The offshore wind industry can expect to enter an era of dramatic growth as governments seek to improve energy security, affordability and net zero. However, supply chain constraints must be urgently addressed to ensure governments don’t miss out on the opportunities presented by the burgeoning sector.
These are key findings in the latest report from the Global Wind Energy Council (GWEC) released at the United Nations Ocean Conference in Lisbon, Portugal.
According to the report, 21.1GW of new offshore wind capacity was connected to the grid in 2021 and as governments set more ambitious net zero targets, more record-breaking years are likely from 2025 onwards.
GWEC’s outlook suggests that 260GW of new offshore wind capacity could be added in 2022-2030, bringing total global offshore wind installations to 316GW by the end of this decade.
However, in order to maximise the opportunities presented by offshore wind, a “well-functioning global supply chain that is able to scale up rapidly over the next decade to meet growth” is essential, according to the report.
Currently, inflation, commodity, and logistics costs, as well as uneven demand growth are proving a threat to the supply chain and must be mitigated.
The report calls for public-private collaboration, streamlined licensing processes, efficient procurement schemes and sustainable pricing mechanisms to mitigate some of the threats to the industry.
Ulrik Stridbæk, vice president, head of regulatory affairs, Ørsted, stated: “The global offshore wind industry is at a critical inflection point. On one hand, we see political ambitions increase exponentially. But on the other hand, the industry is facing increasing costs and disrupted supply chains, jeopardising its long term ability to realise these targets.
“GWEC’s Global Offshore Wind Report is a crucial moment to take stock and convene the industry to discuss how to overcome these challenges and unlock the investments needed for offshore wind to play its part in keeping 1.5 degrees alive.”
Key report findings
• China contributed 80% of new offshore installations in 2021, leading offshore wind for the fourth year in a row
• By the end of 2022 Asia will replace Europe as the world’s largest offshore market
• The volume of annual offshore wind installations is expected to more than double from 21.1GW in 2021 to 54.9GW in 2031
• Floating offshore wind has now passed the demonstration stage and entered the pre-commercial phase
• The energy crisis and the Russian invasion of Ukraine has seen governments further raise their offshore wind targets
Ben Backwell, GWEC CEO said in a statement: “It has been an astonishing year for the offshore wind sector.
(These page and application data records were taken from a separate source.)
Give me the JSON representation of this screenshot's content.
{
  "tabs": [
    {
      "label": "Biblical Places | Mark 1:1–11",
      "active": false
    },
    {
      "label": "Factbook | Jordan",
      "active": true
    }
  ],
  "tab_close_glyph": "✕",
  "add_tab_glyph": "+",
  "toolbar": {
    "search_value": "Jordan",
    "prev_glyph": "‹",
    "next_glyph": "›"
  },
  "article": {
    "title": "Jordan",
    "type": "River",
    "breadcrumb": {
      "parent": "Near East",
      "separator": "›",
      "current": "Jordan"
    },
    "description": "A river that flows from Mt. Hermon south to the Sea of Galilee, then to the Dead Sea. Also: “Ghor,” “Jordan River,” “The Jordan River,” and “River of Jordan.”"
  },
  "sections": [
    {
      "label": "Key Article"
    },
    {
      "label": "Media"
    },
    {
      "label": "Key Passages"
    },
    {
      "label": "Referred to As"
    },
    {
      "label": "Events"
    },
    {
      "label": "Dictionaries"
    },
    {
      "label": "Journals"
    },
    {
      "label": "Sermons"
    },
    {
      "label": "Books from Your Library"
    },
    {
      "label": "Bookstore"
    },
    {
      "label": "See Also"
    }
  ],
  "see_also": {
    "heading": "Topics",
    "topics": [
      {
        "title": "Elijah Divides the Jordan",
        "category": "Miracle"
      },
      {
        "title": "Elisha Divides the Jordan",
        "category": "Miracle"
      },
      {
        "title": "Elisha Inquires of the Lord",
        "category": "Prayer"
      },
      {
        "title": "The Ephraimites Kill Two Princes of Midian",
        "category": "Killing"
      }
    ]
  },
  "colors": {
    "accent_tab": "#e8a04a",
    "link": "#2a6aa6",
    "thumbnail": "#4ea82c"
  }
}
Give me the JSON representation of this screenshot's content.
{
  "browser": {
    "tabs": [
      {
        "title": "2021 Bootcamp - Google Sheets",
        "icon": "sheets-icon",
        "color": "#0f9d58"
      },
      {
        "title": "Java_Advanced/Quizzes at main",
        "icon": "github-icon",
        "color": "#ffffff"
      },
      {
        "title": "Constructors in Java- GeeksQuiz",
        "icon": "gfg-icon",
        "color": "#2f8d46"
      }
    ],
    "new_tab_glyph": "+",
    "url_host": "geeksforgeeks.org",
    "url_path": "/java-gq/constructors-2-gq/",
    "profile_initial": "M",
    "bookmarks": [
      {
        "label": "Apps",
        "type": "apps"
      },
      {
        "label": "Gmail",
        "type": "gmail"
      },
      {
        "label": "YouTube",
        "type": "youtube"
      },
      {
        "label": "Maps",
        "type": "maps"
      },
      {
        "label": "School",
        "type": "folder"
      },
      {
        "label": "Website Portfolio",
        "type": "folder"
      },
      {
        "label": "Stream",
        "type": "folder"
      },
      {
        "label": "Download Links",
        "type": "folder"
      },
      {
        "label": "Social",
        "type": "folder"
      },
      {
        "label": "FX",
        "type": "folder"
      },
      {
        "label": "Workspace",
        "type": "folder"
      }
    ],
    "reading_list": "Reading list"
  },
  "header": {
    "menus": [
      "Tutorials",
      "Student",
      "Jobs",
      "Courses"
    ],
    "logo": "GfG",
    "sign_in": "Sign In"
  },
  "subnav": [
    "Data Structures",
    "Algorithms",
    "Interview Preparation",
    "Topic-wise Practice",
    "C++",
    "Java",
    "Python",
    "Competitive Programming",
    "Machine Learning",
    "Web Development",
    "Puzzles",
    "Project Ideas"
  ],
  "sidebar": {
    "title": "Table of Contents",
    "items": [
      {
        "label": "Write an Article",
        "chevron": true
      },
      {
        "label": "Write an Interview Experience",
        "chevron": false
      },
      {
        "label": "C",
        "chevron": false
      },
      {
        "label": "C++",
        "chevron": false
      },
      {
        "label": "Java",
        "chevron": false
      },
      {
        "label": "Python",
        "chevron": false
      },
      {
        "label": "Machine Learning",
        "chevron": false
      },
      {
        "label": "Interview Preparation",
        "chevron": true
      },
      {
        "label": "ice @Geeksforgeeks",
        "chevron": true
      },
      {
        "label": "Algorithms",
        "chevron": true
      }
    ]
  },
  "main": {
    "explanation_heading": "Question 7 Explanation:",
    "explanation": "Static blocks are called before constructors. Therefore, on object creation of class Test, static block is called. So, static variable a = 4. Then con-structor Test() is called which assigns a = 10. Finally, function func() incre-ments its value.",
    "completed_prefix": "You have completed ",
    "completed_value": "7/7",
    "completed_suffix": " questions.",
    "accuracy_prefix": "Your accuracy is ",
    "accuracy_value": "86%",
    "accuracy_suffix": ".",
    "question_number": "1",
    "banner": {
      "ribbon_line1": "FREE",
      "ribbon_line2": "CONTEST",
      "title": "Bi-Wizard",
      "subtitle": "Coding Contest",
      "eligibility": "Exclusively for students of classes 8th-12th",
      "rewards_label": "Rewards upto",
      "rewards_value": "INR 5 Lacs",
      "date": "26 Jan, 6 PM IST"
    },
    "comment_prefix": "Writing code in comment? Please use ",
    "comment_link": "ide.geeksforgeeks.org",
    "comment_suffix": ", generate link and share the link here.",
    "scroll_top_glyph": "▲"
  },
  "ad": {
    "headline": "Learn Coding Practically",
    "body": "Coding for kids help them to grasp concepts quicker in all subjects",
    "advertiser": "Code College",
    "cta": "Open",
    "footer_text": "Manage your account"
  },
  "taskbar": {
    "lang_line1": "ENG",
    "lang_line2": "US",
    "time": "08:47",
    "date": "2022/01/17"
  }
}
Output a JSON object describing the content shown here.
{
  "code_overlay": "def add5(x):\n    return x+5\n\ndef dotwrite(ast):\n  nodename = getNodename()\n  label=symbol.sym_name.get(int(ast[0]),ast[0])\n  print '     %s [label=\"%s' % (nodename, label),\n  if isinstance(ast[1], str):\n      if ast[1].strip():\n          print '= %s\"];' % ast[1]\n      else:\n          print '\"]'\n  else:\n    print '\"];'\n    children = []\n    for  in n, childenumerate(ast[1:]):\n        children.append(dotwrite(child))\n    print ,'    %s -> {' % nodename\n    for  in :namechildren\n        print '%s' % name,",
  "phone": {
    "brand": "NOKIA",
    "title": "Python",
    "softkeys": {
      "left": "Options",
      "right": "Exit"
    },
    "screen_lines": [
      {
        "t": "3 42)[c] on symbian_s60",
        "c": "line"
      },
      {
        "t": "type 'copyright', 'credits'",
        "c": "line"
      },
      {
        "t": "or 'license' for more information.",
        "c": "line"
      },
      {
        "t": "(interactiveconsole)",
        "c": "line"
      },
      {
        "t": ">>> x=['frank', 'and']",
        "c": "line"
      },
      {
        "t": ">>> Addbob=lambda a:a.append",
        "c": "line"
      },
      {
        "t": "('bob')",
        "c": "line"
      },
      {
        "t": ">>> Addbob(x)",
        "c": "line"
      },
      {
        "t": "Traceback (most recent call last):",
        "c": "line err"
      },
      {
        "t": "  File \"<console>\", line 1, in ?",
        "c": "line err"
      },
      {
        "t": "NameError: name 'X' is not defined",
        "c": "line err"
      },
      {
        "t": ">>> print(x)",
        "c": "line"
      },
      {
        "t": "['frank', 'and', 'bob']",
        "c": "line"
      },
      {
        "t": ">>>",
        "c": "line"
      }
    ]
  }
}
Governments across the world are now recognising the once in a lifetime opportunity that offshore wind represents to deliver secure, affordable and clean energy while fostering industrial development and job creation.
“Now we need to work to rapidly implement targets and ambitions, while building a healthy and ‘fit for growth’ global supply chain.”